21. Kaneider NC, Leger AJ, Kuliopulos A. Therapeutic targeting of molecules involved in leukocyte–endothelial cell interactions. FEBS J 273: 4416–4424, 2006.
22. Ulbrich H, Eriksson EE, Lindbom L: Leukocyte and endothelial cell adhesion molecules as targets for therapeutic interventions in inflammatory disease. Trends Pharmacol Sci 24: 640–647, 2003.
23. Mocco J, Choudhri T, Huang J, et al: HuEP5C7 as a humanized monoclonal anti-E/P-selectin neurovascular protective strategy in a blinded placebo-controlled trial of nonhuman primate stroke. Circ Res 91: 907–914, 2002.
24. Xia L, Sperandio M, Yago T, et al: P-selectin glycoprotein ligand-1-deficient mice have impaired leukocyte tethering to E-selectin under flow. J Clin Invest 109: 939–950, 2002.
25. Shimaoka M, Springer TA: Therapeutic antagonists and conformational regulation of integrin function. Nat Rev Drug Discov 2: 703–716, 2003.
26. Humes HD, Buffington DA: Selected cytopheresis device and related methods thereof. US Patent WO2009/02981. June 4, 2009.
27. Kroll MH, Hellums JD, McIntire LV, et al: Platelets and shear stress. Blood 88: 1525–1541, 1996.
28. Oudemans-van Straaten HM, Bosman RJ, Koopmans M, et al: Citrate anticoagulation for continuous venovenous hemofiltration. Crit Care Med 37: 545–552, 2009.
29. Oudemans-van Straaten HM. Citrate anticoagulation for continuous renal replacement therapy in the critically ill. Blood Purif 29: 191–196, 2010.
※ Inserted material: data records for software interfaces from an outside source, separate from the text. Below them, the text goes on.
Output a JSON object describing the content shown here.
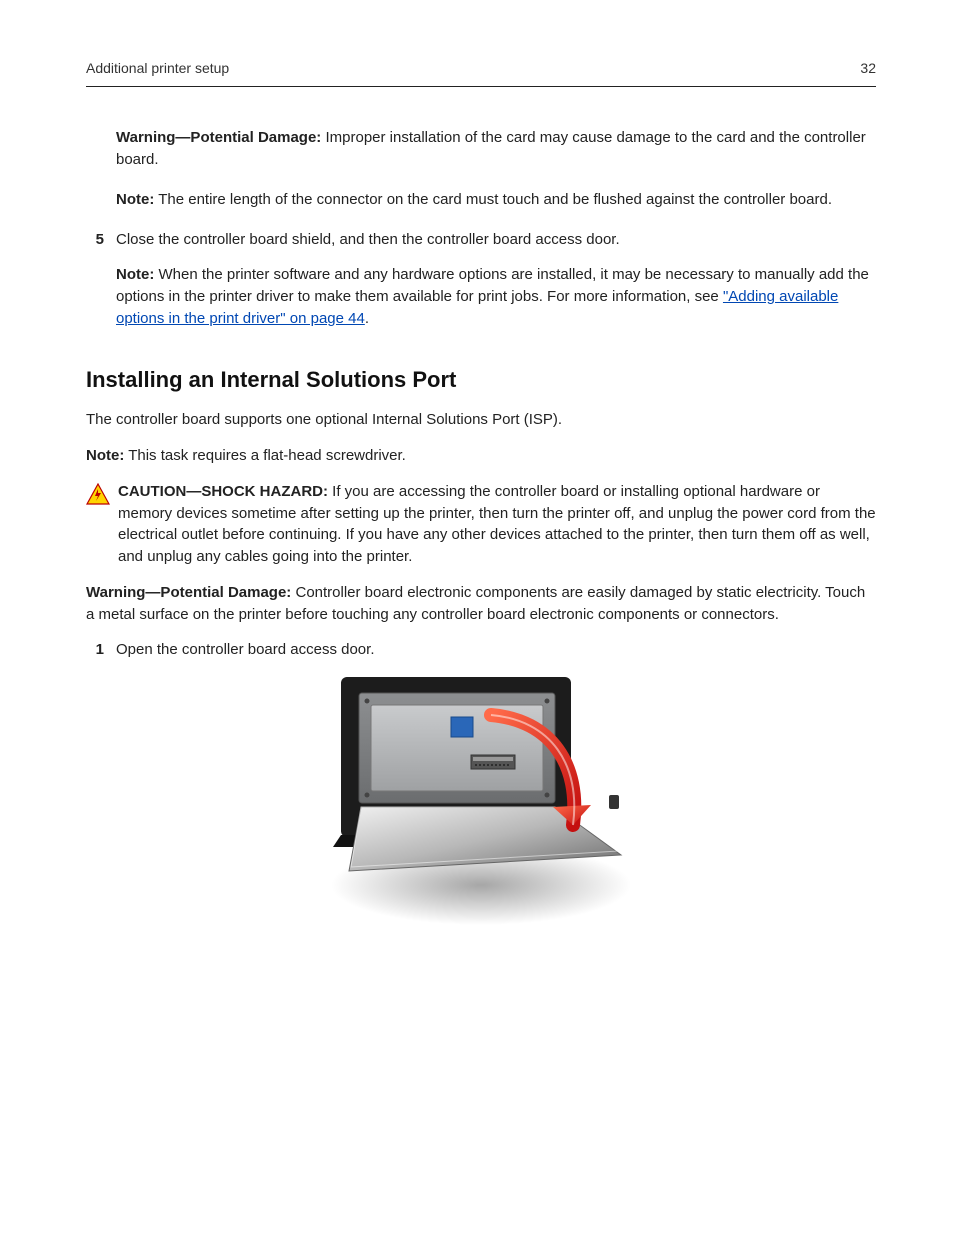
{
  "header": {
    "section": "Additional printer setup",
    "page_number": "32"
  },
  "blocks": {
    "warning1_label": "Warning—Potential Damage:",
    "warning1_text": " Improper installation of the card may cause damage to the card and the controller board.",
    "note1_label": "Note:",
    "note1_text": " The entire length of the connector on the card must touch and be flushed against the controller board.",
    "step5_num": "5",
    "step5_text": "Close the controller board shield, and then the controller board access door.",
    "note2_label": "Note:",
    "note2_text_a": " When the printer software and any hardware options are installed, it may be necessary to manually add the options in the printer driver to make them available for print jobs. For more information, see ",
    "note2_link": "\"Adding available options in the print driver\" on page 44",
    "note2_text_b": ".",
    "heading": "Installing an Internal Solutions Port",
    "intro": "The controller board supports one optional Internal Solutions Port (ISP).",
    "note3_label": "Note:",
    "note3_text": " This task requires a flat-head screwdriver.",
    "caution_label": "CAUTION—SHOCK HAZARD:",
    "caution_text": " If you are accessing the controller board or installing optional hardware or memory devices sometime after setting up the printer, then turn the printer off, and unplug the power cord from the electrical outlet before continuing. If you have any other devices attached to the printer, then turn them off as well, and unplug any cables going into the printer.",
    "warning2_label": "Warning—Potential Damage:",
    "warning2_text": " Controller board electronic components are easily damaged by static electricity. Touch a metal surface on the printer before touching any controller board electronic components or connectors.",
    "step1_num": "1",
    "step1_text": "Open the controller board access door."
  }
}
Copyright © 2011 by the American Society for Artificial Internal Organs